We are Americans, torn between our universal proclamation that “All men are created equal” and the fact the only men whose equality and liberty really mattered were Protestant Englishmen. From that, we have crafted a more inclusive whiteness, but our proud confession of liberty and equality has never really included Black men and women. They are, at best, a subject people granted a very partial and conditional place in our grand, American experiment. Mostly, they are a captive and subject people, terror-inducing bodies that must be subdued, an other in our midst who must never rule. Who can never be Englishmen. Never be equals.

Never be human.

We sacrifice them to our violent, angry God. We hang them on trees and impale them on sticks and have compelled their labor, making them hewers of wood and carriers of water. I do not know what we get from their sacrifice, what we earn from our angry, violent God with the spilling of their blood and the breaking of their bodies. But sacrifice we do. Willingly, eagerly, happily, to our god who takes and takes and takes but never, ever, gives.

We seek order. We want peace. But we arm ourselves, we fear our neighbors, we demand all the unruly and unseemly and all the others in our midst be beaten into submission. There is some truth in the adage, “if you want peace, prepare for war,” but not as much as those who speak it think. Because in the end, you are always armed, always ready for war, always seeing threats where none exist.
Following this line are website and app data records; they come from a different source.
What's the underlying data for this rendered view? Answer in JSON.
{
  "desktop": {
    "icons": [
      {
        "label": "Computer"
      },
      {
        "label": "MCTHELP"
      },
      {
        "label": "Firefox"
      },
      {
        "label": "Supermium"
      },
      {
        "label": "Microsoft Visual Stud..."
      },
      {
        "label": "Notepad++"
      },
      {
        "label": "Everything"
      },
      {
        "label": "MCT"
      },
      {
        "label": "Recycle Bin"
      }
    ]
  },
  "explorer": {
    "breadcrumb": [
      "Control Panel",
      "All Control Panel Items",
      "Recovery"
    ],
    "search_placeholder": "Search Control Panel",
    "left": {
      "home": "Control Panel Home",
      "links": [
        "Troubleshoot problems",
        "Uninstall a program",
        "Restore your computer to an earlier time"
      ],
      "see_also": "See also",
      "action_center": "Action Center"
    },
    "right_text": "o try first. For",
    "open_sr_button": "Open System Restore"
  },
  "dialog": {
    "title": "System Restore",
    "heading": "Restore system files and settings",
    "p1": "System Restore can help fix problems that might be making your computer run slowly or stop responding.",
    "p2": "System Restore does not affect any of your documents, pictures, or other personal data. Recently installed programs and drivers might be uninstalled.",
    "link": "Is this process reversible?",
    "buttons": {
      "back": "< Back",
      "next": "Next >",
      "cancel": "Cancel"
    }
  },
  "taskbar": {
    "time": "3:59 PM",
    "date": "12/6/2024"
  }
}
Always willing to respond with violence.

There is no peace in that.

I am a fatalist. This gets worse before it gets better. We have knives and torches and all we can see is blood and fire, in the hopes that enough blood and burning will give us the peace and security we crave. And so, the streets will run red. The altars will drip with blood. The furnace will reek of burning flesh. We cannot stop the sacrifice. We cannot turn away from our angry, violent god.

He is us. We are his. We are captive to him and cannot free ourselves.

I want to call down fire from heaven and have all the priests of Baal swallowed up in flame. I want to crush their altars and their poles into a thousand pieces. Because there aren’t enough stones in all the world to put to death all those who sacrifice children, Black men, police officers, refugees, migrants, poor whites… I don’t know where to stop.

But I also know … I am not without sin. I cannot cast the first stone. Ask me, and eventually, I will confess there is someone’s life I do not care about. I might not slice their throat and spill their blood myself, but I might — under the right conditions — demand it. I won’t look away, or care, when they are fed into the furnace.

I too could easily feed someone to Molech. If I haven’t already.

And so I weep. For the dead. The broken. The beaten. The cast off. The unwanted. The frightened. The lost, lonely, and defeated. For myself. For the world. For my children. For my countrymen.

We are cut off. From each other. From our creator. Because we continue to sacrifice, to spill blood, to devote souls and bodies to destruction on behalf of a god who offers us nothing in return. Our shattered, alienated, angry society is the inevitable consequence of all this idolatrous sacrifice.

And of our failure to stop it.

Which leads me to a question, one that puzzles me.

What do we expect to achieve by sacrificing those we neither want nor value to our angry, violent, blood-thirsty god? If we do not value them, we do not want them in our midst, do not love or care for them, why do we expect their spilled blood and broken bodies to accomplish anything of value? To do us any good?

Or have we been afraid for so long, been so self-righteously angry, and sacrificed to Molech for so long we no longer know why we do it?